** How to complete this task **
Report all lines of the records that contain "reminders".

(Stored data)
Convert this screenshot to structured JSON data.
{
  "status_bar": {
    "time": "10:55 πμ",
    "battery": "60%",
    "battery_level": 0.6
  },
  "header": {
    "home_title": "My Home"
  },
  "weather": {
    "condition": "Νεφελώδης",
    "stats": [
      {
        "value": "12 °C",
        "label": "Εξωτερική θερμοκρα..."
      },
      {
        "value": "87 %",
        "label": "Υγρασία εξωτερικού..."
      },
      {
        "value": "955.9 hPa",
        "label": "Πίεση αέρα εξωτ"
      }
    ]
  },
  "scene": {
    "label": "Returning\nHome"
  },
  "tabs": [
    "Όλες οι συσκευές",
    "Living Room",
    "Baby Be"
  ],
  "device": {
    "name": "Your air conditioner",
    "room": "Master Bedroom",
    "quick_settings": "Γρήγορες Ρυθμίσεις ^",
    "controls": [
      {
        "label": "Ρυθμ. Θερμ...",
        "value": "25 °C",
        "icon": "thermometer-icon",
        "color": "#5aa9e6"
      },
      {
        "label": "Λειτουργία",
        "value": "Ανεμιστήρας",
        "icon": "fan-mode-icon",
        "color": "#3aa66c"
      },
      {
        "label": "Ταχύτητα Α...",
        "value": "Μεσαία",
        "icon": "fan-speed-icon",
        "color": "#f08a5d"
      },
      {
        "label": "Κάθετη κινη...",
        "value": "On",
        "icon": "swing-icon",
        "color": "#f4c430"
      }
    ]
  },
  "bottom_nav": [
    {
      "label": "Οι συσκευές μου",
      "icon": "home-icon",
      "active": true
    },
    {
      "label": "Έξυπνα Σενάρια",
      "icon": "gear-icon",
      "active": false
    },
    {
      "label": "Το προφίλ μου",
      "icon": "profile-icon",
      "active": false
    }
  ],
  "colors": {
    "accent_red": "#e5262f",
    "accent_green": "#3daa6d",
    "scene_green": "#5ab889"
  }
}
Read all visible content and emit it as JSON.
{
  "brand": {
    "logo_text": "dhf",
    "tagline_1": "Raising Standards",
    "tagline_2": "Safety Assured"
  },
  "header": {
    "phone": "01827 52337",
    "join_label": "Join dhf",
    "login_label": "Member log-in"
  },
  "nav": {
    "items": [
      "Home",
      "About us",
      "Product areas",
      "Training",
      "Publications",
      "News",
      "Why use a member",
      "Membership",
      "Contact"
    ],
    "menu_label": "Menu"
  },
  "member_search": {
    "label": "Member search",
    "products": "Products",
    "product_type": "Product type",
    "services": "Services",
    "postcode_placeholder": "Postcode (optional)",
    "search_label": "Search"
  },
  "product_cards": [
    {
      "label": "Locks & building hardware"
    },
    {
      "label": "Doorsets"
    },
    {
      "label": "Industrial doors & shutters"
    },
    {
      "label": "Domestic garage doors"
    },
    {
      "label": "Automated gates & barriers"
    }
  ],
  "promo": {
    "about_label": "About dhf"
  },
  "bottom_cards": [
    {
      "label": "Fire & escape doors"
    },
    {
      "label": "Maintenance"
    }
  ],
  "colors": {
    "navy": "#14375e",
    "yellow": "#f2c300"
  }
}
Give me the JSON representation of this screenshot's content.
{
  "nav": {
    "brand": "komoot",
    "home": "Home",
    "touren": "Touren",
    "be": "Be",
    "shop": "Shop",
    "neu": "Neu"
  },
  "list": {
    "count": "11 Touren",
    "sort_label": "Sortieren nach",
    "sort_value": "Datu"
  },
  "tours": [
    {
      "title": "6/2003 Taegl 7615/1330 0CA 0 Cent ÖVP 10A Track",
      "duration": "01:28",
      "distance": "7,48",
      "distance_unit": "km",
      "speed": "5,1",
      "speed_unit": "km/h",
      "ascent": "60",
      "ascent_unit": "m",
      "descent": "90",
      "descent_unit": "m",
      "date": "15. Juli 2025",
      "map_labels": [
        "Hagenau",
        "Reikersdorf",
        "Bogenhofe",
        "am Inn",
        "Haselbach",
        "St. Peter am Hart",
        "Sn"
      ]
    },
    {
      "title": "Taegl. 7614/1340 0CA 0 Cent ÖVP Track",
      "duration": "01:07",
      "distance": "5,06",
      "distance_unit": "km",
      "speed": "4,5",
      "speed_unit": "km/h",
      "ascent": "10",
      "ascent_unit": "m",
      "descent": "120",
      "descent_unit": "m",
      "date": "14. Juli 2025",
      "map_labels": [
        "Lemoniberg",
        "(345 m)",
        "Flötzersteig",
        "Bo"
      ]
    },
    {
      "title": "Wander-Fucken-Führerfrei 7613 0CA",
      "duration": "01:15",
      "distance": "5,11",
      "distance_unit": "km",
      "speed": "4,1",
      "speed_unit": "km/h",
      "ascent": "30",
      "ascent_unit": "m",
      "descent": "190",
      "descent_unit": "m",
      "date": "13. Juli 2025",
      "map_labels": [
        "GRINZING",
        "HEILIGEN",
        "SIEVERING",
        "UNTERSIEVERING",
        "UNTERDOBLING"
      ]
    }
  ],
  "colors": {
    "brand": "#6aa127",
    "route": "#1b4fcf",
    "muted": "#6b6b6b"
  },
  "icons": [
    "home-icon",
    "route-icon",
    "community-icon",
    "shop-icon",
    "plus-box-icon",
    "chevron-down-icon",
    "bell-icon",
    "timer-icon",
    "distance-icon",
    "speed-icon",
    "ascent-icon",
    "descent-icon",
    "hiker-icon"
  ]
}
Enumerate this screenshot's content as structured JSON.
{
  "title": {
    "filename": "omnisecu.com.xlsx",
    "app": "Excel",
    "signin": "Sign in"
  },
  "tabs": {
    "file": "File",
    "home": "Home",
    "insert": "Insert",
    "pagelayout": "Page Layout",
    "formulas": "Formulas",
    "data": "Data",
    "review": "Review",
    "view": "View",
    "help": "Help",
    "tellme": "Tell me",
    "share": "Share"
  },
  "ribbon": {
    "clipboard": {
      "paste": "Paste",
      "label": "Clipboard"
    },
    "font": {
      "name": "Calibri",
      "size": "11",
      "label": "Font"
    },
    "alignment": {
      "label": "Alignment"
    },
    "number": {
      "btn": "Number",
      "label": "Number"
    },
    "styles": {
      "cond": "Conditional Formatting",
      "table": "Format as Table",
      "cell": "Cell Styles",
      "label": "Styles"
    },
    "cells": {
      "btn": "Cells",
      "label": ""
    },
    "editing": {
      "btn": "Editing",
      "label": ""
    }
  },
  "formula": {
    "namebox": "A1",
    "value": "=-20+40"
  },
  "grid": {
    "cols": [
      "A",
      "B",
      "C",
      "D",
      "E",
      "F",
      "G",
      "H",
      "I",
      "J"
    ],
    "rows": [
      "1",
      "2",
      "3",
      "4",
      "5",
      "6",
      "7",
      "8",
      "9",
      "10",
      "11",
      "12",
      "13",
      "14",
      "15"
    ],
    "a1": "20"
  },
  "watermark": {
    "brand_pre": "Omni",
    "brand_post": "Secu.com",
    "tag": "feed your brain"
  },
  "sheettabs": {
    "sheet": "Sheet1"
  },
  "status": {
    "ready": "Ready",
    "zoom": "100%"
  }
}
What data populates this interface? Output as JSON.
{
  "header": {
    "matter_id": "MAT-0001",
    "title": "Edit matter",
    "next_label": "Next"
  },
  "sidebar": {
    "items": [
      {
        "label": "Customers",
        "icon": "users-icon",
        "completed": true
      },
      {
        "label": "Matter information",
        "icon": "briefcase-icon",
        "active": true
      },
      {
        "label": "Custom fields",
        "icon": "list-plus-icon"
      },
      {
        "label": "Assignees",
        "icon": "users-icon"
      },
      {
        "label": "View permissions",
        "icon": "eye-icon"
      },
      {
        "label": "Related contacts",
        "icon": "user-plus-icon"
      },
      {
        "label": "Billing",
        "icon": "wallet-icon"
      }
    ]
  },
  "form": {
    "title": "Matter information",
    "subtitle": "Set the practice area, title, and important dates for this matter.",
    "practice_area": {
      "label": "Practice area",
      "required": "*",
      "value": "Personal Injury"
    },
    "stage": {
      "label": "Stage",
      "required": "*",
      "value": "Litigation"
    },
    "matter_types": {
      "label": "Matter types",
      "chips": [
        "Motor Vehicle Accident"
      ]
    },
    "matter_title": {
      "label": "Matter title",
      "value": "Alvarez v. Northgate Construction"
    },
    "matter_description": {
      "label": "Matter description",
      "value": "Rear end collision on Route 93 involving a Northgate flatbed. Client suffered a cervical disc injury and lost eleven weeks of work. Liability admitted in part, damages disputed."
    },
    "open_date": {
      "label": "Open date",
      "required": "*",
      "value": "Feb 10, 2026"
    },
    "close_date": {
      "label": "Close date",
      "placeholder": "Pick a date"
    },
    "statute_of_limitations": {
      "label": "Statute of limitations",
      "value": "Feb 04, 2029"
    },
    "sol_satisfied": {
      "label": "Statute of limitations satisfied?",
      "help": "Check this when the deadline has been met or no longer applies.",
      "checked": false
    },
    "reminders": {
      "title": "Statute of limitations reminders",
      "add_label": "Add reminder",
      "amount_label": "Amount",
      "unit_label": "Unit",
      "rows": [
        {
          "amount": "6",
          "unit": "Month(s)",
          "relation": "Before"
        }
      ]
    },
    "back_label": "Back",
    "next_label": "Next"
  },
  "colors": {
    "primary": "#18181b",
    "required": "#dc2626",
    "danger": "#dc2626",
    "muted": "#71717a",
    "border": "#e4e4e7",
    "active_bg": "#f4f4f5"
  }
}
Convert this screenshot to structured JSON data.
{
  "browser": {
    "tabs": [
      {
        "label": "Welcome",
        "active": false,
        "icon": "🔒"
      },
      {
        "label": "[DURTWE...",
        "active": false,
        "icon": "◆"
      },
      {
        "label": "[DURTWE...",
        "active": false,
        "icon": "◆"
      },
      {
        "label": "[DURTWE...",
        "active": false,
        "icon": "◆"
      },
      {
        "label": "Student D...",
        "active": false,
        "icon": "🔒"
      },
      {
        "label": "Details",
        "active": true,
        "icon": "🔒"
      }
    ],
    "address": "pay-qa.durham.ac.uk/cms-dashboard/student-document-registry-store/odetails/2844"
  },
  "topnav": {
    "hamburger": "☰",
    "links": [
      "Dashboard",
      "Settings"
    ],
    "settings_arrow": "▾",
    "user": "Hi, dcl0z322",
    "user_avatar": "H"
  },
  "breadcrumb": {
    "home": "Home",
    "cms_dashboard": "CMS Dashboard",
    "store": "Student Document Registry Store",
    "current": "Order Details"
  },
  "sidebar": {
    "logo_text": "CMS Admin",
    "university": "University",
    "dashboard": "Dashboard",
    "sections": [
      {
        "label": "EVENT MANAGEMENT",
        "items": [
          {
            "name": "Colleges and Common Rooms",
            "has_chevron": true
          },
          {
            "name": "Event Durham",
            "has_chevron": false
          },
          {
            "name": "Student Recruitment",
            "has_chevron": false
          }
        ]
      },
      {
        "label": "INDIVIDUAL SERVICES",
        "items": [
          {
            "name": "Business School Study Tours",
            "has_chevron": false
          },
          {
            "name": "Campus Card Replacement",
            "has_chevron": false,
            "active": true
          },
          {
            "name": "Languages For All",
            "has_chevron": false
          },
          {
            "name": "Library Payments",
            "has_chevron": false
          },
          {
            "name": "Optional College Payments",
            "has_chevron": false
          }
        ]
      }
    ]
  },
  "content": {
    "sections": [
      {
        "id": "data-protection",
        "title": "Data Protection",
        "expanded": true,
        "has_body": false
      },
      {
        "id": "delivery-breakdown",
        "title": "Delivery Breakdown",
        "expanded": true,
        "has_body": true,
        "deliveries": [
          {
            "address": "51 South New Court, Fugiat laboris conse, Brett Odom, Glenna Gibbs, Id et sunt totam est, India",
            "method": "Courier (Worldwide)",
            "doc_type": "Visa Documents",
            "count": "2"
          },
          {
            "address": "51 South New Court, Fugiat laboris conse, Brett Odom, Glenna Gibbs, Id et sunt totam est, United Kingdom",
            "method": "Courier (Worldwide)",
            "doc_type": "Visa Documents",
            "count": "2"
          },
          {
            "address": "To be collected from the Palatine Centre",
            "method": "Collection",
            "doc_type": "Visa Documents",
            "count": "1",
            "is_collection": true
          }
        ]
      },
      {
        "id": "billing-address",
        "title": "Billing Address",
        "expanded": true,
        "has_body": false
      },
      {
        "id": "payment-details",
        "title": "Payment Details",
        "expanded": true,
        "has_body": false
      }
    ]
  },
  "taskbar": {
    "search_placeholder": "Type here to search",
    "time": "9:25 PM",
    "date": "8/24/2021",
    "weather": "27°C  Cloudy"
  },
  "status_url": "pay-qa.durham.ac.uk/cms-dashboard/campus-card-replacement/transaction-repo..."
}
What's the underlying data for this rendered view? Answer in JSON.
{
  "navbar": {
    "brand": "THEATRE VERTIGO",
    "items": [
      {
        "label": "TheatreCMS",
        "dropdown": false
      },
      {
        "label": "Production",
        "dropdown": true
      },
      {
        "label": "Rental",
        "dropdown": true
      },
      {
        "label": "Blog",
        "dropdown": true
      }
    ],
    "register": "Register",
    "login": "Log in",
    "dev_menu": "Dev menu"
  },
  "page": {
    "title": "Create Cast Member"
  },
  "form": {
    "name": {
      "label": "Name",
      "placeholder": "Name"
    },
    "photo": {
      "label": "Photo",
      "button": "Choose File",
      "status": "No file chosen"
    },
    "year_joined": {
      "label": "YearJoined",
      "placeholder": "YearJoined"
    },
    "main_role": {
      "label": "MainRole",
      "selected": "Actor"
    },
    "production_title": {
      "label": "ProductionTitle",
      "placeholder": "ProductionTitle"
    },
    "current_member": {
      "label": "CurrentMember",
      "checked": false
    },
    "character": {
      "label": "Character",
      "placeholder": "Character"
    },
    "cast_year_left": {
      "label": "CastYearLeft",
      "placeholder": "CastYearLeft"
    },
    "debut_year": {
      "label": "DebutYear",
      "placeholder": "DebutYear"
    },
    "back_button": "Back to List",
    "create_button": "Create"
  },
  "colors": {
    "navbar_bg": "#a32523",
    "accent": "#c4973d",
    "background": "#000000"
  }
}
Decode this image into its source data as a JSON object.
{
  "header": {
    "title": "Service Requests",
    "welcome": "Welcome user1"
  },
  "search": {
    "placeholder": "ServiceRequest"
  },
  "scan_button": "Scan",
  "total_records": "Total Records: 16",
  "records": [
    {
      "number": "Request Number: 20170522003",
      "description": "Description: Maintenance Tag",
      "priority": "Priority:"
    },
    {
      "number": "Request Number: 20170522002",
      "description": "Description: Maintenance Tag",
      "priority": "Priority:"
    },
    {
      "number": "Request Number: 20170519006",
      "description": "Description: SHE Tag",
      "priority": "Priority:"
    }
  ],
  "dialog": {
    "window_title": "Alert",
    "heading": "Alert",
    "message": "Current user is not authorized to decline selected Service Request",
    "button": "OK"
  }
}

** Answer section **
    "reminders": {
      "title": "Statute of limitations reminders",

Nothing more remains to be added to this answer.